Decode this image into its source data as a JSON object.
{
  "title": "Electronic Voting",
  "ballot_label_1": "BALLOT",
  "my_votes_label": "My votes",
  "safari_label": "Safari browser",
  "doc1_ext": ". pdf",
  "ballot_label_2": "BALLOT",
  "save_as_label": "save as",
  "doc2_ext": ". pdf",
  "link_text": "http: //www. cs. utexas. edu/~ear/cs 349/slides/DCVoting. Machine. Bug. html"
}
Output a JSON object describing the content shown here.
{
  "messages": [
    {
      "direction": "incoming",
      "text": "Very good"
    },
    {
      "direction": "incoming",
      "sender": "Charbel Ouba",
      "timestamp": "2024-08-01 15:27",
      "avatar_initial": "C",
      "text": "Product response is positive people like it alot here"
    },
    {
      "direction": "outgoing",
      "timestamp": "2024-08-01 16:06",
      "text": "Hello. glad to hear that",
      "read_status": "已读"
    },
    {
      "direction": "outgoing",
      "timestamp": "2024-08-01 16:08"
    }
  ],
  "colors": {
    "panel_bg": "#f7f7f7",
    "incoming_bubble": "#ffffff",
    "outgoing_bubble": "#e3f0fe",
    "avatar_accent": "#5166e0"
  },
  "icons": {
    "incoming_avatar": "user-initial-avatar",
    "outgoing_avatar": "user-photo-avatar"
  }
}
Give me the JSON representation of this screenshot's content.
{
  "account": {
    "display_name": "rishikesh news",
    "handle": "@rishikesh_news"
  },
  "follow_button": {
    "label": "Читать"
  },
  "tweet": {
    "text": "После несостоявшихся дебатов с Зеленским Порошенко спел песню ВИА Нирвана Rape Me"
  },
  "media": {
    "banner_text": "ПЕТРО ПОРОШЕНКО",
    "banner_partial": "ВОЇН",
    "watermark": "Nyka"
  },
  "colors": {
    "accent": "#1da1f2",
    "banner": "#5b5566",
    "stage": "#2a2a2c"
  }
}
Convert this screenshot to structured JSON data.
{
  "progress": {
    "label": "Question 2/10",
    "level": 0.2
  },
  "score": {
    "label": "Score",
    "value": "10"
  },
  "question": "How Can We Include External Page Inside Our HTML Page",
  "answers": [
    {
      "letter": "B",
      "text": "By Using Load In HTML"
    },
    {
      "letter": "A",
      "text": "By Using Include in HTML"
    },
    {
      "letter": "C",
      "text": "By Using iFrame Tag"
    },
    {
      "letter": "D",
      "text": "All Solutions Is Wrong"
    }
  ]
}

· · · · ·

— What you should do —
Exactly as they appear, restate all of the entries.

— Expected output —
Decode this image into its source data as a JSON object.
{
  "title": "Electronic Voting",
  "ballot_label_1": "BALLOT",
  "my_votes_label": "My votes",
  "safari_label": "Safari browser",
  "doc1_ext": ". pdf",
  "ballot_label_2": "BALLOT",
  "save_as_label": "save as",
  "doc2_ext": ". pdf",
  "link_text": "http: //www. cs. utexas. edu/~ear/cs 349/slides/DCVoting. Machine. Bug. html"
}
Output a JSON object describing the content shown here.
{
  "messages": [
    {
      "direction": "incoming",
      "text": "Very good"
    },
    {
      "direction": "incoming",
      "sender": "Charbel Ouba",
      "timestamp": "2024-08-01 15:27",
      "avatar_initial": "C",
      "text": "Product response is positive people like it alot here"
    },
    {
      "direction": "outgoing",
      "timestamp": "2024-08-01 16:06",
      "text": "Hello. glad to hear that",
      "read_status": "已读"
    },
    {
      "direction": "outgoing",
      "timestamp": "2024-08-01 16:08"
    }
  ],
  "colors": {
    "panel_bg": "#f7f7f7",
    "incoming_bubble": "#ffffff",
    "outgoing_bubble": "#e3f0fe",
    "avatar_accent": "#5166e0"
  },
  "icons": {
    "incoming_avatar": "user-initial-avatar",
    "outgoing_avatar": "user-photo-avatar"
  }
}
Give me the JSON representation of this screenshot's content.
{
  "account": {
    "display_name": "rishikesh news",
    "handle": "@rishikesh_news"
  },
  "follow_button": {
    "label": "Читать"
  },
  "tweet": {
    "text": "После несостоявшихся дебатов с Зеленским Порошенко спел песню ВИА Нирвана Rape Me"
  },
  "media": {
    "banner_text": "ПЕТРО ПОРОШЕНКО",
    "banner_partial": "ВОЇН",
    "watermark": "Nyka"
  },
  "colors": {
    "accent": "#1da1f2",
    "banner": "#5b5566",
    "stage": "#2a2a2c"
  }
}
Convert this screenshot to structured JSON data.
{
  "progress": {
    "label": "Question 2/10",
    "level": 0.2
  },
  "score": {
    "label": "Score",
    "value": "10"
  },
  "question": "How Can We Include External Page Inside Our HTML Page",
  "answers": [
    {
      "letter": "B",
      "text": "By Using Load In HTML"
    },
    {
      "letter": "A",
      "text": "By Using Include in HTML"
    },
    {
      "letter": "C",
      "text": "By Using iFrame Tag"
    },
    {
      "letter": "D",
      "text": "All Solutions Is Wrong"
    }
  ]
}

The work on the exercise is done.